EXERCISE:
Please print out every entry below, verbatim.

■ ■ ■ ■ ■

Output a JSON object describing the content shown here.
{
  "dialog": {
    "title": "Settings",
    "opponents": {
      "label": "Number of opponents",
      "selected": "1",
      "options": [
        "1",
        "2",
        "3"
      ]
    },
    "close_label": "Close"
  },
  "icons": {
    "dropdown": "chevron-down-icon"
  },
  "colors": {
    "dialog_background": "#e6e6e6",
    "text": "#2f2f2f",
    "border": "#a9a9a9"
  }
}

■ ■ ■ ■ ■

WRITTEN ANSWER:
Output a JSON object describing the content shown here.
{
  "dialog": {
    "title": "Settings",
    "opponents": {
      "label": "Number of opponents",
      "selected": "1",
      "options": [
        "1",
        "2",
        "3"
      ]
    },
    "close_label": "Close"
  },
  "icons": {
    "dropdown": "chevron-down-icon"
  },
  "colors": {
    "dialog_background": "#e6e6e6",
    "text": "#2f2f2f",
    "border": "#a9a9a9"
  }
}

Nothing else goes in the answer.